● **RECORD SET**:
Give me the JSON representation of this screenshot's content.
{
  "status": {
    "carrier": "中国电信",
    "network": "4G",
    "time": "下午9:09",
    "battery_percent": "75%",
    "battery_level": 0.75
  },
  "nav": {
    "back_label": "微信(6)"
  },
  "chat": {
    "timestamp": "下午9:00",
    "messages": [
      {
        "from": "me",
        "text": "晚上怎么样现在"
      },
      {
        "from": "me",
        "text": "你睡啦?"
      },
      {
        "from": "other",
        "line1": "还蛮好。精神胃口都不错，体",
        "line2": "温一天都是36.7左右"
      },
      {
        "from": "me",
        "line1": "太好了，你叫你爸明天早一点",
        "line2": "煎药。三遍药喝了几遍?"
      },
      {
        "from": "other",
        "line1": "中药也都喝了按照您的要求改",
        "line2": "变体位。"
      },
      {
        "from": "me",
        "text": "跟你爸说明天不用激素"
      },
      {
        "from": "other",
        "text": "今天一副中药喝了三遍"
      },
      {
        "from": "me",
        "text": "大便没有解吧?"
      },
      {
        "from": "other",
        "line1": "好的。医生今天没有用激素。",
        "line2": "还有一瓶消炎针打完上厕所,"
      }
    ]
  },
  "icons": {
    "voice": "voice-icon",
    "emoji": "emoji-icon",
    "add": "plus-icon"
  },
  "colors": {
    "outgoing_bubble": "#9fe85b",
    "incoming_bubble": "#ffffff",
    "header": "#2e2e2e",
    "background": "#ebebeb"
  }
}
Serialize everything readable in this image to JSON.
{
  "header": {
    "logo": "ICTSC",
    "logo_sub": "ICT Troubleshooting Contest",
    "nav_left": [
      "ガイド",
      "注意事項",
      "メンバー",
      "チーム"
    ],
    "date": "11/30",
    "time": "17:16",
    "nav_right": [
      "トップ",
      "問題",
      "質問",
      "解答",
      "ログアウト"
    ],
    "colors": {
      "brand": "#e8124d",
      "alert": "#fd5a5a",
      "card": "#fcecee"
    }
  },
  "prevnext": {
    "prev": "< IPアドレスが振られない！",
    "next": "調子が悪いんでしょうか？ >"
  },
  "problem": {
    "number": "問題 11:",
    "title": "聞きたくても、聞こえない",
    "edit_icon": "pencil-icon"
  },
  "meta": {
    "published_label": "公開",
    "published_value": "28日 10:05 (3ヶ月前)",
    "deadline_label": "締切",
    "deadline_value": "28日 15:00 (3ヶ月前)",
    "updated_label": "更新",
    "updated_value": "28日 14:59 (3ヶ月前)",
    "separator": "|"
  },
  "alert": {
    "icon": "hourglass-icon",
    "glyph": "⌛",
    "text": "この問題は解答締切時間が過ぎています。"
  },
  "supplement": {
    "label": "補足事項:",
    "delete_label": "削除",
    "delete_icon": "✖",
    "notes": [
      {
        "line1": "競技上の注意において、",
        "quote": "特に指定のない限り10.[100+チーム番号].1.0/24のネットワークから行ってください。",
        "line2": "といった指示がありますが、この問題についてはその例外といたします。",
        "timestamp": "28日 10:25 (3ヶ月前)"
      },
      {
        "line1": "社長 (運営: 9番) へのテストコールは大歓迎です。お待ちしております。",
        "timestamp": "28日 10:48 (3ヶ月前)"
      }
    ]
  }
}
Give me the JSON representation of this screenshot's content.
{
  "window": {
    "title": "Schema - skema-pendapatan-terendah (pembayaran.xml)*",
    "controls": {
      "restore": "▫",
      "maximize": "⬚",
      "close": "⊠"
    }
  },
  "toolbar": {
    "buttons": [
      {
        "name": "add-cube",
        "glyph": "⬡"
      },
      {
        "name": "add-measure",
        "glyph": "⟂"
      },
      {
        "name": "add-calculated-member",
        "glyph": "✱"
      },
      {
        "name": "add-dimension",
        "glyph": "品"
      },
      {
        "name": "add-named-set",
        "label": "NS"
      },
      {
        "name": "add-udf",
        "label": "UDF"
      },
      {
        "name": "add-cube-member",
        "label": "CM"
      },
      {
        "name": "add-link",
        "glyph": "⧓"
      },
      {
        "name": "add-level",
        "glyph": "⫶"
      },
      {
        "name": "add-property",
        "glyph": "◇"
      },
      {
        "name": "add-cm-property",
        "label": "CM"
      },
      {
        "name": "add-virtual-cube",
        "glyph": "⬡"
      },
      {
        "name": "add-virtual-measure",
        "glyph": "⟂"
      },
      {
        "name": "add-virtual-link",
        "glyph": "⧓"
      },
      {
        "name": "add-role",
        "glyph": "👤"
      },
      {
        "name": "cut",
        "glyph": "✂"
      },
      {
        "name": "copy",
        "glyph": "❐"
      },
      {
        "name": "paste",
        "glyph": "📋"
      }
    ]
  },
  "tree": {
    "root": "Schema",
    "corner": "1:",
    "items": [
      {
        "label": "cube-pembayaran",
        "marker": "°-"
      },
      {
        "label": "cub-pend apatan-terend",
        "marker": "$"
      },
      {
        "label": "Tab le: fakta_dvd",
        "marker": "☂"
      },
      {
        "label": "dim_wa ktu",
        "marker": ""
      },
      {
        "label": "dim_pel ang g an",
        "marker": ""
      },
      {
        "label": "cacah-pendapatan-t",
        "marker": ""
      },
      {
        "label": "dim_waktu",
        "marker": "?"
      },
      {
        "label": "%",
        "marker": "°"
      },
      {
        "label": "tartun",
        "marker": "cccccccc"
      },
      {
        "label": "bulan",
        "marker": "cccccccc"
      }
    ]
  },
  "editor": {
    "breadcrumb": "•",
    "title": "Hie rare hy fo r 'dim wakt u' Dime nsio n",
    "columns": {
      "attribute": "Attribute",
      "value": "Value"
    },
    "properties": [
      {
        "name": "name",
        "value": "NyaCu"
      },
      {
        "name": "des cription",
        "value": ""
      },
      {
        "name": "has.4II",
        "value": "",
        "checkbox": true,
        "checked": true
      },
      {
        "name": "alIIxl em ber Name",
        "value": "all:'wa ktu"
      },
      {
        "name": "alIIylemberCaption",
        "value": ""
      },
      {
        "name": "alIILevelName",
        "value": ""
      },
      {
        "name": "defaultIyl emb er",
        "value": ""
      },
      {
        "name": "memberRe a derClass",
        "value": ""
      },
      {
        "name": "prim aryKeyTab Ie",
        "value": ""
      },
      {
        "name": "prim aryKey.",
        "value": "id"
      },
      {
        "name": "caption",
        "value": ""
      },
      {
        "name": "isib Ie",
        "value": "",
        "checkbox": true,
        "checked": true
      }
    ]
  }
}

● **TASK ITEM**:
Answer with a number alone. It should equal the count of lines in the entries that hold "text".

● **WRITTEN RESPONSE**:
6